Down a narrow track on the Ardnamurchan Peninsula, in the westernmost part of the British mainland, you’ll find the writer Dominic Cooper in his Norwegian-style log house. He built it himself three decades ago, 300 feet up, perched above the sea. Looking north, one can see 60 miles up the coast to the Outer Hebrides. The nearest town is a two-hour drive away. There are no neighbours visible.
“Nobody can see me, either,” Cooper says, laughing. “All I see at night are the little lights of the houses on the islands. When the sun comes out, the wood creaks and pops like a boat. For me, this place has a feeling of peace . . . apart from when I get a force-ten [gale] in February, of course.”
Now 71, Cooper published four novels between 1975 and 1987, the first of which, The Dead of Winter, won the Somerset Maugham Award alongside Ian McEwan’s debut, First Love, Last Rites. All could be considered forgotten classics of contemporary literature.
Cooper came to writing after being thrown out of Oxford in the 1960s. He worked first for the classical music department of Decca Records and then as a teacher in Iceland. “I planned on becoming an Icelander,” he says. “I was going to change my name to Dominic Martinsson. God, the naivety.”
His second novel, Sunrise (1977), tells the story of the forest worker Murdo Munro’s escape into the wild after burning down his family home. Like The Dead of Winter, it is a novel of pursuit but, unlike John Buchan’s Thirty-Nine Steps or Geoffrey Household’s Rogue Male, which it resembles superficially, Sunrise favours poetry and landscape over plot.
The only reason he hasn’t been hailed as a figurehead of the renaissance in nature writing over the past few years is that he exists so far below the radar (a contact at his former publisher Faber & Faber confessed that he hadn’t heard of Cooper). Perhaps this is because he simply walked away from writing. “Actually, writing walked away from me,” he says. “After my last novel, The Horn Fellow in 1987, which I wrote over two intense and wonderful years up a mountain, I ran out of words. The capacity for words is still there but I’ve lost the track.”
This raises the question: what do writers do when the words no longer come? “Early on, I realised to make a living was near-impossible,” Cooper says. “I trained as a clock- and watch-mender so that I’d always have an income. The idea that it was easier for writers back then is basic sweet bollocks. It’s always been precarious being a ‘serious’ writer. Some contemporaries, like McEwan, became extremely successful but I accepted I was to be the poor cousin. Would I want to be him? No. I’ve never done a single thing specifically for money. I’ve done precisely what I wanted in life. When I sold a film option for £25,000, I worked at giving it all away.”

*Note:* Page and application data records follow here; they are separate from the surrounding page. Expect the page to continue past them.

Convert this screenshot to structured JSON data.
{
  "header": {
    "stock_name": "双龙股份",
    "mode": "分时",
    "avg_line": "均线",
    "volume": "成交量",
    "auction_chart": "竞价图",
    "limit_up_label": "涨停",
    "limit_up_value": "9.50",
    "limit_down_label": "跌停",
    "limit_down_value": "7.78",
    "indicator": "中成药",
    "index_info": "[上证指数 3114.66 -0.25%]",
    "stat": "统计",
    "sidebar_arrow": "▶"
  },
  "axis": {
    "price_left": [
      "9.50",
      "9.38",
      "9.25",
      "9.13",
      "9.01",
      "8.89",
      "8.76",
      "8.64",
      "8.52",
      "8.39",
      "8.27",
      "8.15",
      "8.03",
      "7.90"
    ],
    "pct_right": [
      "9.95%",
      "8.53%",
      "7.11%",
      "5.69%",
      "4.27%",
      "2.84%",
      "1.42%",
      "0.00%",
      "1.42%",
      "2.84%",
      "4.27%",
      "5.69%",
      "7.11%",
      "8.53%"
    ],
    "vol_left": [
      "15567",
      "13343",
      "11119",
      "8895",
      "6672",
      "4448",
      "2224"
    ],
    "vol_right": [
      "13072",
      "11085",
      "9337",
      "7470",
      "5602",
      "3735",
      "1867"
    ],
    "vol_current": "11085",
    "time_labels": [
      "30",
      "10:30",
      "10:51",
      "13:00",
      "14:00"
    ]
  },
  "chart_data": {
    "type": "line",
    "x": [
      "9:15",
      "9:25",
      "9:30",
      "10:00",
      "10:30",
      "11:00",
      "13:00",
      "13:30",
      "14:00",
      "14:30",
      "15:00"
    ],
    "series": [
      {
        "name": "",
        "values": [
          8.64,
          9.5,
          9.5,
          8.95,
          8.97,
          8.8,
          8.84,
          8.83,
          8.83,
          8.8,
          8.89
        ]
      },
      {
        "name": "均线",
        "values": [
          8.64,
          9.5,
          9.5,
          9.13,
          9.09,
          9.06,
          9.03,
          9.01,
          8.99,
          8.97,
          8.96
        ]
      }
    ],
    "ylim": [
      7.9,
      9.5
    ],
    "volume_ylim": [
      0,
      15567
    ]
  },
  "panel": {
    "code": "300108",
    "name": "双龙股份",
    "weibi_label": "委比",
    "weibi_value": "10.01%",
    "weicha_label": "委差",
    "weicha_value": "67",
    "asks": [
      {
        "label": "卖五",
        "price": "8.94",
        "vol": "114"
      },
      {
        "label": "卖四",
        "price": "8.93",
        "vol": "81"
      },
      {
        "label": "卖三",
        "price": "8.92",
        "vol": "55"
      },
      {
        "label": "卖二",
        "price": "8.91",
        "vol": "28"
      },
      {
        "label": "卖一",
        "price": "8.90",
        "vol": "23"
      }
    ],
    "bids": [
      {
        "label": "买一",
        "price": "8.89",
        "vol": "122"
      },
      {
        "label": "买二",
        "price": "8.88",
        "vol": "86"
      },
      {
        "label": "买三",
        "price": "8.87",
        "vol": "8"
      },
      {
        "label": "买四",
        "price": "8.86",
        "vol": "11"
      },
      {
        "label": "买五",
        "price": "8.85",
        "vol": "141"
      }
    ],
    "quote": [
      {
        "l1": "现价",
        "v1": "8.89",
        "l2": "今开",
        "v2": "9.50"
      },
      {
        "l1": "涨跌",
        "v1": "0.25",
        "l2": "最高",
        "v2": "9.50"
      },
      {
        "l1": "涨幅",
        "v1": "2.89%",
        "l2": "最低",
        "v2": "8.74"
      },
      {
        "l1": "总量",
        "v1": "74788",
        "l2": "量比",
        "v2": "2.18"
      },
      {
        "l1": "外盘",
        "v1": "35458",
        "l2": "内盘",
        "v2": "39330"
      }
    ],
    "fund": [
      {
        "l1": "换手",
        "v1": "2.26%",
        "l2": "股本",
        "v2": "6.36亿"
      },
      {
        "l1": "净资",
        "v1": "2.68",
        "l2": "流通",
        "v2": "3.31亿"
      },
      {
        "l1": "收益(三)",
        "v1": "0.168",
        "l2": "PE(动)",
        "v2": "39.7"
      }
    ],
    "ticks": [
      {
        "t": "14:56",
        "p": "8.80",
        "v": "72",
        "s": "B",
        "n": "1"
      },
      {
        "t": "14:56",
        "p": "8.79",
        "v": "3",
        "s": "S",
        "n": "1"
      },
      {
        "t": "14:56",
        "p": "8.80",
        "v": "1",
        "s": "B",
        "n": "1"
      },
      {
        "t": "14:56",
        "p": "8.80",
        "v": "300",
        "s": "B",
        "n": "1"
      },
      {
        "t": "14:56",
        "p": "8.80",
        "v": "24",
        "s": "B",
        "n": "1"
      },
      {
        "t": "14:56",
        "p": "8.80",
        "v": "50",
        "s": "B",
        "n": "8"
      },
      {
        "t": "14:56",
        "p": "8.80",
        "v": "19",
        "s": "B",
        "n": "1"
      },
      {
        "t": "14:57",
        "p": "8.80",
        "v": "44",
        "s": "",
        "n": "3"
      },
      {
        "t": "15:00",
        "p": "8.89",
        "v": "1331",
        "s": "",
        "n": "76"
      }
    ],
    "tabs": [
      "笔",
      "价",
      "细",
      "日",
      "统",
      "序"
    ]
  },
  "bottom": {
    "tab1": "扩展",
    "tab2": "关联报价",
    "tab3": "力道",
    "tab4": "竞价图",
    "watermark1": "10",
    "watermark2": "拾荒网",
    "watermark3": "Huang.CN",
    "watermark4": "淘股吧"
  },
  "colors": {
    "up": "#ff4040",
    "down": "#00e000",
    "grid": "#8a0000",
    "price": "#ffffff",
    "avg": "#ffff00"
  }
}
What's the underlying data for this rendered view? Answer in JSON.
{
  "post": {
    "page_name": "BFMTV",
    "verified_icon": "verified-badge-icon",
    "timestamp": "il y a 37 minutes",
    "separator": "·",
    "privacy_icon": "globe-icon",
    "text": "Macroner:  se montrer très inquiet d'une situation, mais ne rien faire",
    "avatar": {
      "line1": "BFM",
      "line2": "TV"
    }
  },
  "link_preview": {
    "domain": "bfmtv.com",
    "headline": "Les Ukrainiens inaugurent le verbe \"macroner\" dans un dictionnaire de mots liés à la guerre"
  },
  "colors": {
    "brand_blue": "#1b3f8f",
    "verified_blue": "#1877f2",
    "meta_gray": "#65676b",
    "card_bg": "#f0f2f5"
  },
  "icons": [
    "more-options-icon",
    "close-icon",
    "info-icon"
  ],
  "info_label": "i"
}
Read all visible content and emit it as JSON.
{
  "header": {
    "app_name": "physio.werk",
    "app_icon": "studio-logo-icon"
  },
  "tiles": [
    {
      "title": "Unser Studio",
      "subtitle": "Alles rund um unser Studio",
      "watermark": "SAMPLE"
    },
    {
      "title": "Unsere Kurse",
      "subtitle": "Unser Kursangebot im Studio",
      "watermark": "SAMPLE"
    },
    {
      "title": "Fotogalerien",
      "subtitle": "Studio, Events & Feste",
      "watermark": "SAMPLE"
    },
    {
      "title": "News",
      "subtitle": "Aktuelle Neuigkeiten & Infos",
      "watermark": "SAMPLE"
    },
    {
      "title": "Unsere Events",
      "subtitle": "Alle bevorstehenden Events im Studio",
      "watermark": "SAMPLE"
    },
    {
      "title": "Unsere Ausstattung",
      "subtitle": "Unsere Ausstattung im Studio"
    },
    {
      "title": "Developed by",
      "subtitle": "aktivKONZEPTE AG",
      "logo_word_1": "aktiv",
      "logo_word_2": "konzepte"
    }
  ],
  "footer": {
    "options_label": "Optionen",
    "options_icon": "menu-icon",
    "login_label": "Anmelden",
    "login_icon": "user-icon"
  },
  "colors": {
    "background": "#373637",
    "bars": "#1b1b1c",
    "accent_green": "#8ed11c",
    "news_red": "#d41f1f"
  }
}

But the writing didn’t stop. In 2013, a local paper reported on a strange script chiselled into a stone that had baffled not only historians but US code-breakers for decades. One theory suggested that it had been crafted by commandos during the Second World War. The mystery was solved when Cooper stepped forward and said that he was the secret poet. The five-line script, written in Icelandic in 1986, was a tribute to his recently deceased father, translated again using the Elder Futhark: the runic alphabet favoured by Vikings and ancient Saxons.
“Of course I chose bloody granite, didn’t I?” he says. “Five strikes and your chisel is blunt again. It took ages.” One way or the other, Cooper’s magnificent writing will endure. His reclusive commitment is that of a true and pure British poet.
“Sunrise” will be reissued by Thirsty Books on 9 October
This article appears in the 07 Oct 2015 issue of the New Statesman, Putin vs Isis